In fact, her feeling of not being on top of life as an adult was part of what led to her decision to write Scrappy Little Nobody. "I think there's something that happens in my brain, and I hope I'm not alone in this, where I feel like everybody but me is a grown-up," she told Vogue in 2016. And, as she explained, the driving force behind the book was not only to entertain, but to connect with others and help them feel less alone. "My goals for this book were to make people laugh, to feel connected to people, and maybe get people to feel more connected to me," she said. You're definitely not alone in this, Anna — we suspect many women can relate!

She broke up with a guy because he wouldn't stop tickling her

Anna Kendrick told Elle that she used have a hard time telling people how she felt. "I thought, 'Those aren't facts. I can't make an argument based on my feelings.'" She eventually had a realization that it's not about arguing, but rather recognizing your own individual needs.

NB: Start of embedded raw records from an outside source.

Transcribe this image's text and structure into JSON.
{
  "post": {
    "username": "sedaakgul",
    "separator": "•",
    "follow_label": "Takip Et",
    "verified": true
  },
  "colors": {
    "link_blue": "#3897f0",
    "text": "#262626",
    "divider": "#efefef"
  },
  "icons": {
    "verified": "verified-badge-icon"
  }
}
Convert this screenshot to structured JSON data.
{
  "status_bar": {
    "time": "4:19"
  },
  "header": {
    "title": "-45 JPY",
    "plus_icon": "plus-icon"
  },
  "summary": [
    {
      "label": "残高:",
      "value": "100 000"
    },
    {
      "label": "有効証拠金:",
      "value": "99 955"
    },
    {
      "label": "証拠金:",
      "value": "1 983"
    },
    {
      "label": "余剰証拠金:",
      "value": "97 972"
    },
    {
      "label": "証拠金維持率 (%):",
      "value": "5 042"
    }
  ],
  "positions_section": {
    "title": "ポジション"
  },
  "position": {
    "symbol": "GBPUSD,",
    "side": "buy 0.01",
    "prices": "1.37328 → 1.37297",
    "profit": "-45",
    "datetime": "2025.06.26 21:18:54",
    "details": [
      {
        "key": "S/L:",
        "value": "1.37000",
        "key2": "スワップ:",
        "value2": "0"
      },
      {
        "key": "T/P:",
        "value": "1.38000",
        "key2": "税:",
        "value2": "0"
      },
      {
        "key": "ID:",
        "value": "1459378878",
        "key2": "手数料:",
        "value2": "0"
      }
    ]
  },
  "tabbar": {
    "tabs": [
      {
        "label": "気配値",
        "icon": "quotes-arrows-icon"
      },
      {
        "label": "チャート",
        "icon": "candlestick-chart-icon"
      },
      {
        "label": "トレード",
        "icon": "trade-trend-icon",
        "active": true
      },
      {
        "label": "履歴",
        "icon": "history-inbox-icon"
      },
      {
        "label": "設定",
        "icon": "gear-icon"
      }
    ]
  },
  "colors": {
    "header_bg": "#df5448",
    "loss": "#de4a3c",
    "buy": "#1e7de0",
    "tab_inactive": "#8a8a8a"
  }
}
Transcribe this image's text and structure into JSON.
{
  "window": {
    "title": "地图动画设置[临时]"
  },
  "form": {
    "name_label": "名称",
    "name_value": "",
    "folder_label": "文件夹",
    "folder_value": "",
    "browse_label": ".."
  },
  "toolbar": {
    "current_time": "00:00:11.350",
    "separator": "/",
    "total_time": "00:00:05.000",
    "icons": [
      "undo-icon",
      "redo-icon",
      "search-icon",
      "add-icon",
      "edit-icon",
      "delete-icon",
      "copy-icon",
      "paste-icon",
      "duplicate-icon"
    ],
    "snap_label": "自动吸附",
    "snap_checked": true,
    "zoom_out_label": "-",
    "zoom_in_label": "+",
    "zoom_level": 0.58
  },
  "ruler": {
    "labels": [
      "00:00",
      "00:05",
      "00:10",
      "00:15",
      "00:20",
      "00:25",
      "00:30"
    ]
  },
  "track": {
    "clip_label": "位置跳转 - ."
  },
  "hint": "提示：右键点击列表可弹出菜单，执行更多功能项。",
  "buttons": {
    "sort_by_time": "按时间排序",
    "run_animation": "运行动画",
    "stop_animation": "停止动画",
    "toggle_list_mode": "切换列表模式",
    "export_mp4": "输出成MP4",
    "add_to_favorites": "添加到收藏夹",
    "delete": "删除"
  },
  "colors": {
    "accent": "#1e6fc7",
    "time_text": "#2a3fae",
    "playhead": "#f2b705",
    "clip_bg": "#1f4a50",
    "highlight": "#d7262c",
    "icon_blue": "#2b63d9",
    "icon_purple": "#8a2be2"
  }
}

In fact, she put this into practice when a guy she was dating refused to stop tickling her, even though she had asked him to stop. She told Elle, "I said, 'I know that's cute and that people do it, but I really don't like being tickled. It really makes me feel trapped and panicked. I know it's silly and funny for most people, but I really hate it, so could you please not?'" 

He didn't take her request seriously, and he kept trying to tickle her — so, despite some concern that she might wind up being labeled "the crazy girl," she broke up with him. "I just had to go, 'No, I broke up with you because I told you something was important to me, and you didn't respect that,'" she said. 

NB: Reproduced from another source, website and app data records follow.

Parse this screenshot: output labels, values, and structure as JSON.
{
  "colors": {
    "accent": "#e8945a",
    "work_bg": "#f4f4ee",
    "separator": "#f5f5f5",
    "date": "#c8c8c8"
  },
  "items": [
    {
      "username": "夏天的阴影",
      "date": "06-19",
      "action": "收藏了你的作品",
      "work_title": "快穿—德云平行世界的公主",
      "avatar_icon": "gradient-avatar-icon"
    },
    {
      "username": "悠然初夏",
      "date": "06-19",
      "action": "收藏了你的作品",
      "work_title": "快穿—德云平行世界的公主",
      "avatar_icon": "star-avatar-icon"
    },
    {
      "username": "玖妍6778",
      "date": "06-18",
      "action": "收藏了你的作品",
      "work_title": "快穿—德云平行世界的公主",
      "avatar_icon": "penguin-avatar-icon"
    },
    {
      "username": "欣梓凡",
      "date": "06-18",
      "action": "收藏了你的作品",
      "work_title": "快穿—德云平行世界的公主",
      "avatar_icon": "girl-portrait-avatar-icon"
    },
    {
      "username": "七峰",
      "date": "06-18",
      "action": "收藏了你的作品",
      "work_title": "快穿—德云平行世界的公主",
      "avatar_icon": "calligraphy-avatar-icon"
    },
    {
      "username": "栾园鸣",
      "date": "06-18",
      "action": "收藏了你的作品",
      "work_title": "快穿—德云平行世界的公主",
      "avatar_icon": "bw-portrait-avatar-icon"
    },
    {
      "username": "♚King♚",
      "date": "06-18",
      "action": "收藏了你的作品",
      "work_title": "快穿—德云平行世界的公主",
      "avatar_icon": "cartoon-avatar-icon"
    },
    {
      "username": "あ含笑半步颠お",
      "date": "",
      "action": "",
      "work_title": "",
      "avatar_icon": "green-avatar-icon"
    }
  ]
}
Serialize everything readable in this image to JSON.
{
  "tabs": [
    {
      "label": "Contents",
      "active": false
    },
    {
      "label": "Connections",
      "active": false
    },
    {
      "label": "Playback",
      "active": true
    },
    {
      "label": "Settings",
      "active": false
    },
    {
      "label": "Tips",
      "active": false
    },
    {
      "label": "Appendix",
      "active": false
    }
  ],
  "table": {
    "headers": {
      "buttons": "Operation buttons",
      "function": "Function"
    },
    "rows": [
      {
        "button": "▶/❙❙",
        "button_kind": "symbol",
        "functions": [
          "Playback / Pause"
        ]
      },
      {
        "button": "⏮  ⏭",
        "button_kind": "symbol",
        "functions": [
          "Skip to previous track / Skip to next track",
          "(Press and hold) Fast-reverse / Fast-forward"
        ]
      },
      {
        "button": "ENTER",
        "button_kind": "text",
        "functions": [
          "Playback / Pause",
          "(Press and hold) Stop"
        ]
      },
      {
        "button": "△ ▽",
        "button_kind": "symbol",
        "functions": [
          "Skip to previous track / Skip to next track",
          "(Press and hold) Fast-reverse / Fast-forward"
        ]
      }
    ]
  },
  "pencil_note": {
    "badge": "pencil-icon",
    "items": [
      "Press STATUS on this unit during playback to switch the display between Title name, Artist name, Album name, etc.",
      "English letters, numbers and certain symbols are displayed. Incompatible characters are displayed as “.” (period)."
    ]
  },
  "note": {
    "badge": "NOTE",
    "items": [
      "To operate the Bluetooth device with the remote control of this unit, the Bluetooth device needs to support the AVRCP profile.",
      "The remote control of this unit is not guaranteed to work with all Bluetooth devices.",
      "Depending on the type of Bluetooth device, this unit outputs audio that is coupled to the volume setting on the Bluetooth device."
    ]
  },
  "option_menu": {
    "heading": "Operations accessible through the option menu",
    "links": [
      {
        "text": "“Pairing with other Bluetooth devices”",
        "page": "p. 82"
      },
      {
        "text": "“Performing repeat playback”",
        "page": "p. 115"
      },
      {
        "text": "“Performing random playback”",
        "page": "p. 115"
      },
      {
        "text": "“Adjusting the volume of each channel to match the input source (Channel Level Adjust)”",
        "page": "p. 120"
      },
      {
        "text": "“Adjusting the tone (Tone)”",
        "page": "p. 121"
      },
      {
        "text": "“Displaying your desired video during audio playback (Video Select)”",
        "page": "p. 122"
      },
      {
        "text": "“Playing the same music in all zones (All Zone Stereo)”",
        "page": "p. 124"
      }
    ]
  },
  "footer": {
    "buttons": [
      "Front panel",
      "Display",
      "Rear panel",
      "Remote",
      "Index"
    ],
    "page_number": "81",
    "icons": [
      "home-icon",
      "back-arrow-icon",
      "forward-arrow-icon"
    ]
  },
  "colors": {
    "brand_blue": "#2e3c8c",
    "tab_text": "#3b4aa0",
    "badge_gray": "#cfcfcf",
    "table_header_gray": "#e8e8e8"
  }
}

She's a huge fan of funky socks

A devotee of fun, cute printed underwear and socks, as she approached her 30th birthday, she told told that she'd become a bit worried that once she passed the big 3-0, she might not be able to keep rocking her favorite funky socks — and would instead have to start wearing very grown-up, very serious black socks. "But no," she said with relief. 

"I've got this really crazy thing where I feel like if I had all black socks, I would not put the sock with its original pair and I'd be able to feel how much I'd worn them," she explained. "That has happened to me before... it bothered me so much that I was like, I'm going to get all printed socks so they're always with the original pair." In fact, she explained to Cosmo, her favorite pair of socks features two halves of a Boxer puppy's face — and if that's not endearing, we don't know what is.